Controversial flooding defences for Cork city approved by An Bord Pleanála

Project expected to remove 80 per cent of threat of flooding in city centre

A controversial project that will provide a key element of plans to prevent flooding of Cork city has been approved by An Bord Pleanála.

The board has sanctioned a €6m project at Morrison’s Island in the city which will see the removal of the existing quay walls and improved flood defences of the River Lee between Parliament Bridge and Parnell Bridge.

The project is a separate element of the larger €140m Lower Lee flood relief scheme being overseen by the Office of Public Works.

It is estimated the proposed works at Morrison’s Island will remove 80 per cent of the threat of flooding in the city centre.


The area around Morrison’s Island is highly prone to flooding and experienced up to a foot of water last November during a period of high tides, which resulted in the closure of several streets.

Over 630 submissions were made to the board with opponents including the Save Cork City organisation calling for an oral hearing.

They accused the planning authorities of "project splitting" as Cork City Council had decided to advance the Morrison's Island element as a standalone scheme because of the significant impact it could have on reducing the risk of flooding in the city.

Save Cork City claimed the threat of flooding could be better addressed by the construction of a tidal barrier downstream which together with upstream catchment management measures would allow the historic quay walls to be preserved and repaired.
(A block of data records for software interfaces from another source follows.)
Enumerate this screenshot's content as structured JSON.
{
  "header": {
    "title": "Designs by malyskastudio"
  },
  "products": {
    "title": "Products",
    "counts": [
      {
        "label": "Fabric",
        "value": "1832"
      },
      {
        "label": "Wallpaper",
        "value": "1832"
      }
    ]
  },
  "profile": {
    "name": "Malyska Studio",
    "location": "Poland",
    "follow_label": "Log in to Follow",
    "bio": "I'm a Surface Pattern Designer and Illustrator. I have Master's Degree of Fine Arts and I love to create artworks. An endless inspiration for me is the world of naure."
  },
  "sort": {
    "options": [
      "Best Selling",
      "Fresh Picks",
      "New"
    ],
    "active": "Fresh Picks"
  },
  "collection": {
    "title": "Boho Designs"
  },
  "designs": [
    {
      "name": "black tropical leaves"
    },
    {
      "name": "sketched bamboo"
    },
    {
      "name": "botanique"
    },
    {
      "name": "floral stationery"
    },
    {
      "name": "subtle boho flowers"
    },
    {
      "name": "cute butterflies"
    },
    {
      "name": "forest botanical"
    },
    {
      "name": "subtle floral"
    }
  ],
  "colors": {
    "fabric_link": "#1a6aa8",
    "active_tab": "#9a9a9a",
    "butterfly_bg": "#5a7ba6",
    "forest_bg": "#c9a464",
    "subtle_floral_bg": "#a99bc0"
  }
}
However An Bord Pleanàla said it was satisfied based on a screening report carried out by a senior ecologist that it was unlikely the proposed works would have a significant effect on protected habitats including the Cork Harbour Special Protection Area.

It said the project would deliver significant benefits in terms of reducing the risk of tidal flooding in the area and would provide an improved public realm along the banks of the River Lee.

The board imposed a number of planning conditions include the appointment of an ecologist and conversation specialist to oversee the works.